    Born 12 Jul 1930 
    Gender Female 
    Died 12 Mar 2019 
    Person ID I1965  Brydon family tree
    Last Modified 29 Apr 2019 

    Father Clark Armstrong,   b. Northern Ireland Find all individuals with events at this location,   d. Yes, date unknown 
    Mother Ellen,   b. Northern Ireland Find all individuals with events at this location,   d. Yes, date unknown 
    Family ID F433  Group Sheet  |  Family Chart

    Family James Arthur Brydon,   b. Jan 1927,   d. 11 Mar 1969, Toronto, York Co., Ontario, Canada Find all individuals with events at this location  (Age ~ 42 years) 
    Married 9 May 1956  St. Albans Anglican Church, Beamsville, Lincoln Co., Ontario, Canada Find all individuals with events at this location 
    Children 
     1. William James Clarke Brydon
     2. Jo Ellen Brydon
    Last Modified 14 Apr 2010 
    Family ID F650  Group Sheet  |  Family Chart

  • Event Map
    Link to Google MapsMarried - 9 May 1956 - St. Albans Anglican Church, Beamsville, Lincoln Co., Ontario, Canada Link to Google Earth
     = Link to Google Earth 
    Pin Legend  : Address       : Location       : City/Town       : County/Shire       : State/Province       : Country       : Not Set

  • Weddings
    Brydon - Armstrong marriage
    Brydon - Armstrong marriage
    James Arthur Brydon marries Margaret Armstrong

    Globe and Mail

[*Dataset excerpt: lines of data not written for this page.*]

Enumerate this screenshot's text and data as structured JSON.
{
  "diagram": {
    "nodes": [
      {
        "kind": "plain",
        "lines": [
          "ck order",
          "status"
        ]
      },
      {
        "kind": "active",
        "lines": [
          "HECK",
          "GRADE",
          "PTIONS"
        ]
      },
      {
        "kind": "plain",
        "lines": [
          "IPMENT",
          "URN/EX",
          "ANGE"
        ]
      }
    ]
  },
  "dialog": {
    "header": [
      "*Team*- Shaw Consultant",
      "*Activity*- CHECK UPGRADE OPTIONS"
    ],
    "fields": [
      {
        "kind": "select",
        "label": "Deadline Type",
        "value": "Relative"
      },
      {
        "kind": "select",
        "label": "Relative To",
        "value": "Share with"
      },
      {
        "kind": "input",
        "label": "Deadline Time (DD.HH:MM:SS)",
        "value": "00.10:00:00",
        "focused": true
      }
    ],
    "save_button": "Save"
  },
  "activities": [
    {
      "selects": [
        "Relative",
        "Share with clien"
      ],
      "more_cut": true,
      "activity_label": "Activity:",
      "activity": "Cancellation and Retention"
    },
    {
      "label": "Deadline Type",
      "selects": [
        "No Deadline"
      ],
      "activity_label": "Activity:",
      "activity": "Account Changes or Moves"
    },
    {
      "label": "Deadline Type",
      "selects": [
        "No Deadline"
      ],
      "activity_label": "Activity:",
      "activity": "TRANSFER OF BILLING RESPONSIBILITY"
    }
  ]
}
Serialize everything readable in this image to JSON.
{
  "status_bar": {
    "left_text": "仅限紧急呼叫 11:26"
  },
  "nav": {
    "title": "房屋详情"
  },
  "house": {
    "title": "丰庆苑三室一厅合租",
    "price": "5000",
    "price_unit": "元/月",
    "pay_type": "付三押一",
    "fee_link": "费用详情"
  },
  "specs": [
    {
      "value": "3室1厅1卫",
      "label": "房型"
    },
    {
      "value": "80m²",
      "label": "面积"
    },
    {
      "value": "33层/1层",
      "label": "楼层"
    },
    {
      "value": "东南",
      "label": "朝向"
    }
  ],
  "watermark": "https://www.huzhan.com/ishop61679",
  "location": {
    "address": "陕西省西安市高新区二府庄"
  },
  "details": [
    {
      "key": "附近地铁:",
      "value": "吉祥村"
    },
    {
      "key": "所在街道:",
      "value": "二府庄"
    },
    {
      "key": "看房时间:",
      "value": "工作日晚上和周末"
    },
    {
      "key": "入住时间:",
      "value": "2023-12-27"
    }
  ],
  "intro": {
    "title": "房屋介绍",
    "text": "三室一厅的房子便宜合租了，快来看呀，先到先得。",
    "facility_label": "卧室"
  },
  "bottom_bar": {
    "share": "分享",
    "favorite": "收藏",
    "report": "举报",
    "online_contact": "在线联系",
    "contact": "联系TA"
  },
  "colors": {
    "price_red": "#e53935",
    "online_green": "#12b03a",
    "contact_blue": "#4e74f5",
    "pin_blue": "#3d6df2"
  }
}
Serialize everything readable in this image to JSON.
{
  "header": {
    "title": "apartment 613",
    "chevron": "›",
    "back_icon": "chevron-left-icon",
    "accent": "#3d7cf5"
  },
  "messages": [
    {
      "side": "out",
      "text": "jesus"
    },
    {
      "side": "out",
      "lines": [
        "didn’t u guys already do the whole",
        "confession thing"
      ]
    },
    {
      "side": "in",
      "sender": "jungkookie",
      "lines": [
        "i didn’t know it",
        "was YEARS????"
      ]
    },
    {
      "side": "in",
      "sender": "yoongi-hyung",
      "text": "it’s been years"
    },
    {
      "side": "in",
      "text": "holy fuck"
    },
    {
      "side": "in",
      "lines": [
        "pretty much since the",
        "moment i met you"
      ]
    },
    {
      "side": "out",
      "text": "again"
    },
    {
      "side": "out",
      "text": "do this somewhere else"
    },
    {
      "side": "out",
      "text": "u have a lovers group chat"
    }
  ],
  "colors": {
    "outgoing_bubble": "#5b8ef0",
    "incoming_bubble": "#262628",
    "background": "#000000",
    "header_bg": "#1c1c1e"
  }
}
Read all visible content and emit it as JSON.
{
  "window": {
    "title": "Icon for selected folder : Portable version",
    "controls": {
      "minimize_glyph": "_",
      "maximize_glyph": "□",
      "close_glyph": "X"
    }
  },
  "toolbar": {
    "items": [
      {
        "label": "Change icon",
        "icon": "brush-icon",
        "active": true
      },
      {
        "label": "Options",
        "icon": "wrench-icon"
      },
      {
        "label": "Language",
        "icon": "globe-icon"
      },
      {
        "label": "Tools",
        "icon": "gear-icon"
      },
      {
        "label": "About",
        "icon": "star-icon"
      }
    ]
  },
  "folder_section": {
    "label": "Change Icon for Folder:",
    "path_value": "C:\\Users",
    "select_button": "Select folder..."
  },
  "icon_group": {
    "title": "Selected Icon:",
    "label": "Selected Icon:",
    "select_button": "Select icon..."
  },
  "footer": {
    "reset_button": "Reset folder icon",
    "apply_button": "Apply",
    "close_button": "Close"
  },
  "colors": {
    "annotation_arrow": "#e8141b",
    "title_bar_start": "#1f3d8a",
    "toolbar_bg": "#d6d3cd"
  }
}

  • Notes 
    • Ms. Brien was always able to deliver a snappy one liner, even in her final years. Not long before Ms. Brien's death on March 12 at the age of 88, JoEllen was speaking to her mother's doctor about how she no longer needed to stay hydrated and should only drink for pleasure. "Don't let it out that I only drink for pleasure!" she wisecracked from her nearby bed.
      Margaret Jean Armstrong was born on July 12, 1930, the youngest with two older brothers. Her parents, Clarke and Ellen Armstrong, had immigrated from Northern Ireland in the 1920s and grew grapes and peaches at their farm in Beamsville, Ont.
      Ms. Brien did her BA in journalism at Western University, graduating in 1951, and then travelled west to work for the government of Saskatchewan's publications division. There, she became a fan of premier Tommy Douglas and a lifelong devotee of the NDP party.
      She briefly worked at the London Free Press and then got hired to work at The Globe in Toronto. Her work there included producing profiles of a British politician, a woman who ran a large cleaning business and a VON nurse. "Yesterday, I walked with an angel,"
      was her opening line for that story.
      At The Globe, she met Arthur Brydon, who covered labour and then headed the Queen's Park bureau. The two married in 1956 and, because of a company policy that forbade married couples to work together, she had to resign. "I don't think she was happy about it. I think she was jealous of dad being able to work," JoEllen says.
      The couple had two children, but Ms. Brien kept writing on a freelance basis for The Globe and had a regular column in Quill & Quire, reviewing children's books. In 1966, she took over the Elizabeth Thompson Advises column, which began as a five-daya-week column and reduced in frequency as the years passed.
      In 1969, Arthur died of complications related to his Type 1 diabetes. "She was a survivor," recalls Ms. Ashton of how Ms. Brien coped at the time. For money to support her family, she got a job for a few years, working in communications for the Children's Aid Society, but then returned to freelancing and began teaching part time at
      Ryerson.
      Through a teaching colleague, she met Joseph Benoit Brien everyone called him Ben ? a former businessman, and the two married in 1971 and moved to a farm in Bailieboro, Ont., outside Peterborough. She kept writing and teaching, but in 1978, her managing editor at The Globe decided that staff members would open her Elizabeth Thompson letters and only allow her to reply to those that were signed and they could verify. "She was very angry about that," says JoEllen, as Ms. Brien believed the most in need of
      support could not turn to friends and needed to stay anonymous. When she resigned, The Globe discontinued the column.
      In her later years, now living in Peterborough, Ms. Brien volunteered at the Peterborough Art Gallery and then was hired towork weekends. Ben also volunteered at the gallery until close to his death in 2012 at the age of 96. Ms. Brien kept in close touch with her class from Western and maintained lifelong friendships. "She was a staunch friend. If you needed anything she'd give you the proverbial shirt off her back,"
      Ms. Ashton says.
      Her Irish heritage was a huge part of her identity. Friends could tell when she'd just had a phone call from a family member, as she'd slip into an Irish accent for a short while after. She used Irish idioms and would often break out in traditional Irish songs. Ms. Ashton herself still knows the words to The Wild Colonial Boy, she heard
      her friend sing it so many times.
      Jean Brien leaves her brother, Cyril; son and daughter; two stepsons; two grandchildren; and a great-grandchild.